Cabin crew are up in arms over high temperatures on planes
The northern hemisphere is suffering from historic heatwaves which have caused droughts and wildfires. It affects business travelers too, in the form of flight cancellations. Worse, extreme temperatures pose a deadly threat to travelers. A major campaign by flight attendants across America is trying to address that.
The Association of Flight Attendants-CWA, an American trade union representing 50,000 flight attendants at 20 airlines, held a press conference last week at Reagan National Airport in Washington, DC, to announce that they are trying to get the Department of Transportation to regulate the temperature of the cabin. The group had already submitted a petition to the government, asking for upper and lower limits on aircraft temperatures. Currently, the cabin must be within 5 degrees Fahrenheit (about 2.8 degrees Celsius) of the cockpit, but there are no regulations regarding the temperature itself.
Not all travelers enjoy the same level of temperature, but the issue has become urgent after several cases where extreme heat has caused serious medical problems. The flight attendants union has compiled a list of such stories, including one last June when a United Airlines plane on the tarmac in Denver got so hot that a baby turned bright red and that he was admitted to the hospital.
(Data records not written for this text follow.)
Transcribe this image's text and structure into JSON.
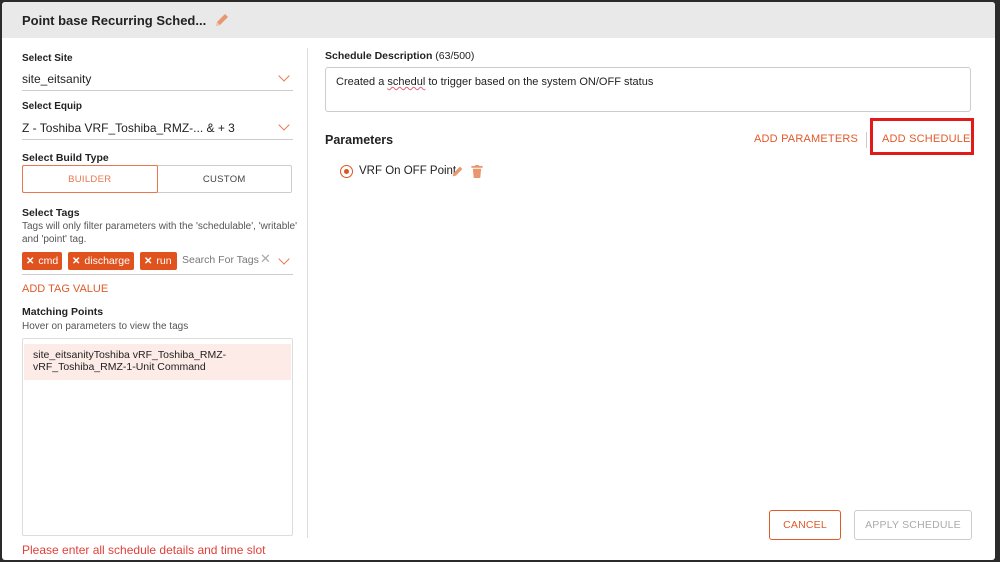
{
  "header": {
    "title": "Point base Recurring Sched..."
  },
  "left": {
    "site_label": "Select Site",
    "site_value": "site_eitsanity",
    "equip_label": "Select Equip",
    "equip_value": "Z - Toshiba VRF_Toshiba_RMZ-... & + 3",
    "build_label": "Select Build Type",
    "build_options": [
      "BUILDER",
      "CUSTOM"
    ],
    "tags_label": "Select Tags",
    "tags_hint": "Tags will only filter parameters with the 'schedulable', 'writable' and 'point' tag.",
    "tags": [
      "cmd",
      "discharge",
      "run"
    ],
    "tags_placeholder": "Search For Tags",
    "add_tag_value": "ADD TAG VALUE",
    "matching_label": "Matching Points",
    "matching_hint": "Hover on parameters to view the tags",
    "matching_points": [
      "site_eitsanityToshiba vRF_Toshiba_RMZ-vRF_Toshiba_RMZ-1-Unit Command"
    ],
    "error": "Please enter all schedule details and time slot value"
  },
  "right": {
    "desc_label": "Schedule Description",
    "desc_count": "(63/500)",
    "desc_before": "Created a ",
    "desc_misspelled": "schedul",
    "desc_after": " to trigger based on the system  ON/OFF status",
    "params_title": "Parameters",
    "add_parameters": "ADD PARAMETERS",
    "add_schedule": "ADD SCHEDULE",
    "parameter": "VRF On OFF Point",
    "cancel": "CANCEL",
    "apply": "APPLY SCHEDULE"
  },
  "colors": {
    "accent": "#e05a2a",
    "chip": "#e0531f",
    "highlight": "#e11a1a",
    "error": "#e0413a"
  },
  "icons": [
    "pencil-icon",
    "chevron-down-icon",
    "close-icon",
    "trash-icon",
    "radio-selected-icon"
  ]
}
In another case, the cabin temperature hit 99 degrees Fahrenheit; in a third, a flight attendant passed out from the heat.
These conditions are dangerous not only for passengers but also for cabin crew, who suffer from extreme cabin temperatures much more regularly. “This is a matter of safety, health and security. If it’s too hot, people can become dizzy, unconscious, suffer from heat stroke,” said the president of the union, Sara Nelson, at a press conference. “If it’s too cold, they can experience cold stress or even hypothermia.” Nelson said the agreed industry standard for an acceptable temperature range is between 65 and 75 degrees Fahrenheit, or up to 85 degrees if the in-flight entertainment screens are active.
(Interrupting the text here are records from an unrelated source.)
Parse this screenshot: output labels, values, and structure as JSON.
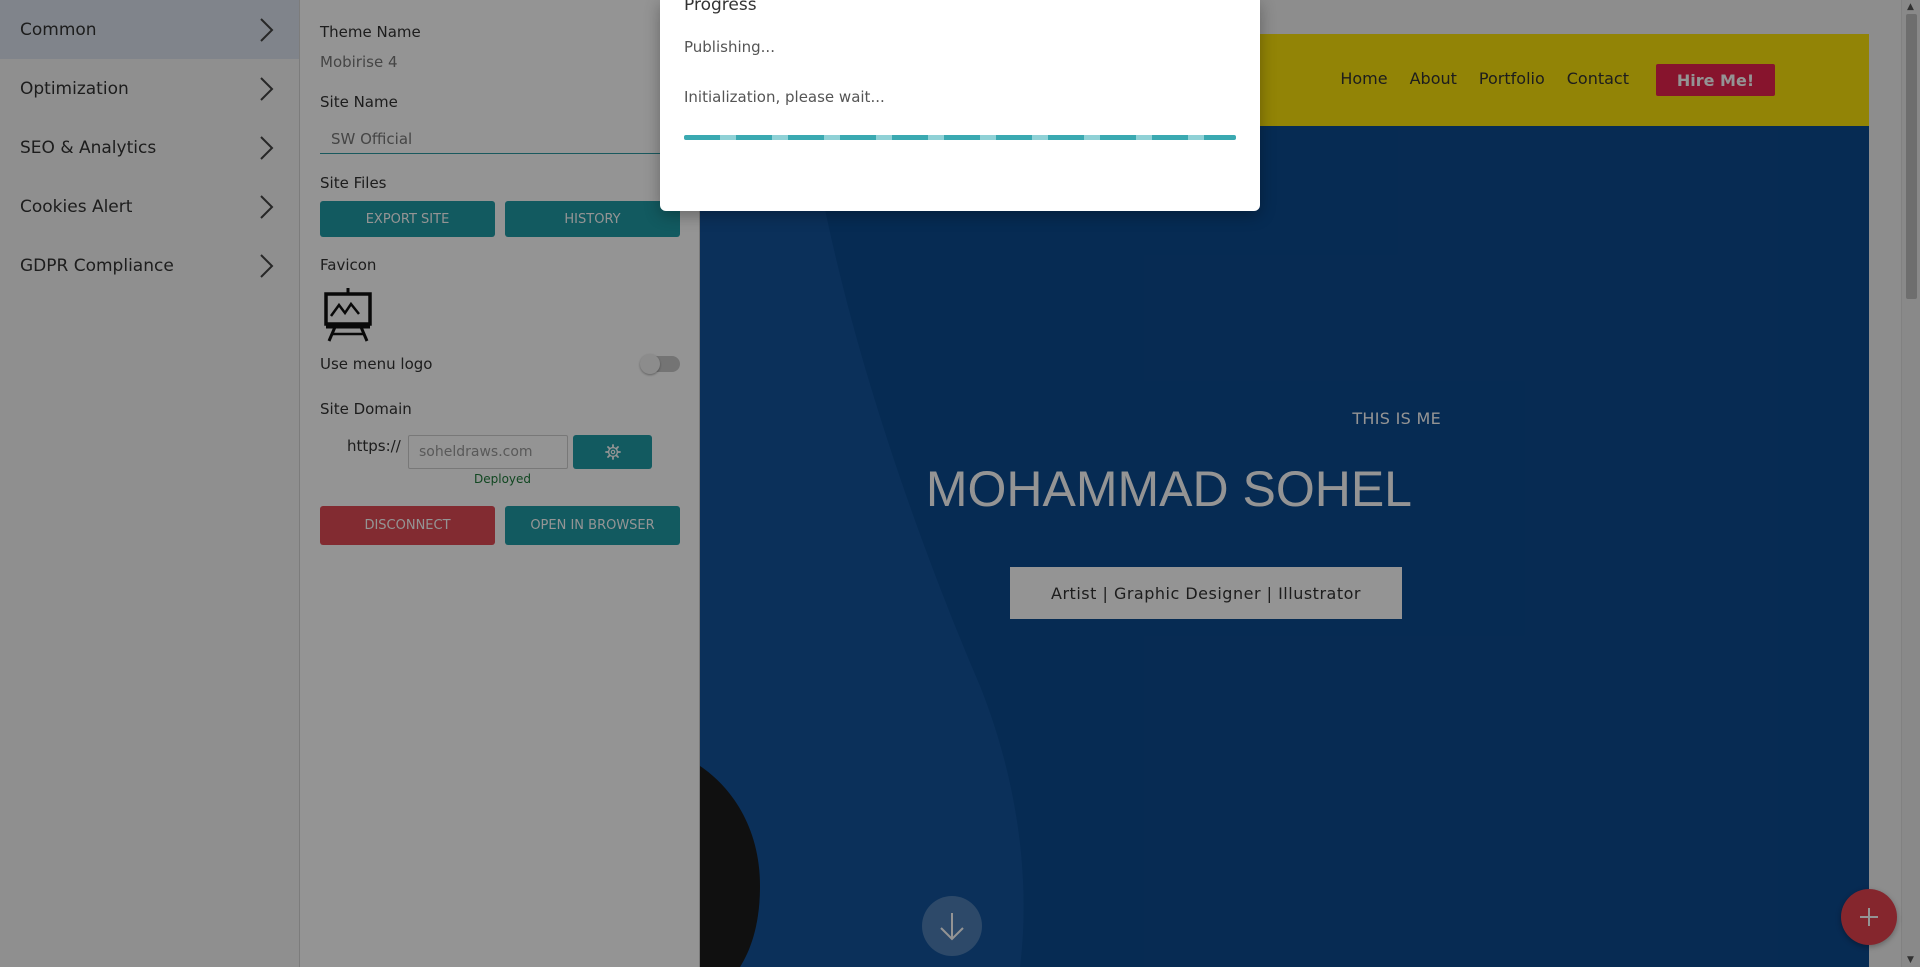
{
  "sidebar": {
    "items": [
      {
        "label": "Common"
      },
      {
        "label": "Optimization"
      },
      {
        "label": "SEO & Analytics"
      },
      {
        "label": "Cookies Alert"
      },
      {
        "label": "GDPR Compliance"
      }
    ]
  },
  "settings": {
    "theme_name_label": "Theme Name",
    "theme_name_value": "Mobirise 4",
    "site_name_label": "Site Name",
    "site_name_value": "SW Official",
    "site_files_label": "Site Files",
    "export_label": "Export Site",
    "history_label": "History",
    "favicon_label": "Favicon",
    "favicon_icon": "easel-icon",
    "menu_logo_label": "Use menu logo",
    "menu_logo_on": false,
    "site_domain_label": "Site Domain",
    "protocol": "https://",
    "domain_placeholder": "soheldraws.com",
    "domain_status": "Deployed",
    "disconnect_label": "Disconnect",
    "open_browser_label": "Open in Browser"
  },
  "preview": {
    "nav": [
      "Home",
      "About",
      "Portfolio",
      "Contact"
    ],
    "hire_label": "Hire Me!",
    "kicker": "THIS IS ME",
    "name": "MOHAMMAD SOHEL",
    "tagline": "Artist | Graphic Designer | Illustrator"
  },
  "modal": {
    "title": "Progress",
    "status": "Publishing...",
    "detail": "Initialization, please wait...",
    "progress": 1.0
  },
  "colors": {
    "accent": "#1f9ba6",
    "danger": "#e04a55",
    "header_yellow": "#fbe30b",
    "hero_blue": "#0c4a8f",
    "hire_pink": "#e8234e"
  }
}
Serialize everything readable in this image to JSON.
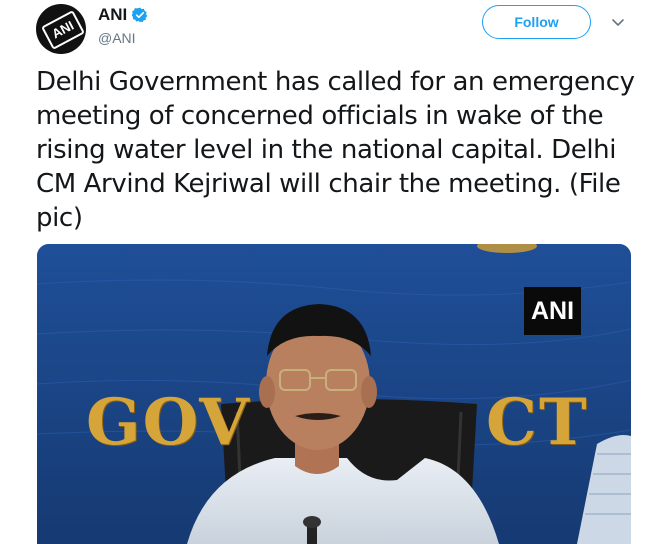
{
  "tweet": {
    "author": {
      "display_name": "ANI",
      "handle": "@ANI",
      "verified": true,
      "avatar_logo_text": "ANI"
    },
    "follow_label": "Follow",
    "menu_icon": "chevron-down-icon",
    "text": "Delhi Government has called for an emergency meeting of concerned officials in wake of the rising water level in the national capital. Delhi CM Arvind Kejriwal will chair the meeting. (File pic)",
    "media": {
      "watermark": "ANI",
      "banner_left": "GOV",
      "banner_right": "CT"
    }
  },
  "colors": {
    "accent": "#1da1f2",
    "text_primary": "#14171a",
    "text_secondary": "#657786",
    "photo_backdrop": "#1d4a8f",
    "banner_gold": "#d6a53a"
  }
}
It is not surprising that the airline industry is resisting the push for regulation, and the government has not yet implemented the petition. Meanwhile, flight attendants are busy collecting data. The union has distributed 60,000 keychain thermometers to cabin crew to monitor temperatures, and flight attendants are urging flyers to download a free app that monitors and reports on extreme temperature.
This is the latest American push for more regulation to ensure comfort on planes, although others – like an effort to mandate a minimum distance between rows of seats – have gone nowhere. Even if this campaign succeeds, it will do nothing to reduce extreme temperatures on planes in other parts of the world, where the situation is sometimes much worse. Last month, a Thomas Cook flight was grounded at Zante Airport in Greece for three hours without air conditioning, and the cabin reportedly became so hot that passengers vomiting and fainting. A month earlier, on a delayed AirAsia flight in India, the captain allegedly tried to force passengers off the plane by detonating the aircraft; viral videos showed passengers coughing and vomiting.
Sometimes, of course, extreme temperatures are caused by aircraft malfunctions, so regulation could lead to an increase in flight stoppages as planes had to be conditioned before flying. But with each new occurrence of medical events caused by heat or cold on board, more passengers will surely join the flight attendants’ call for additional regulation.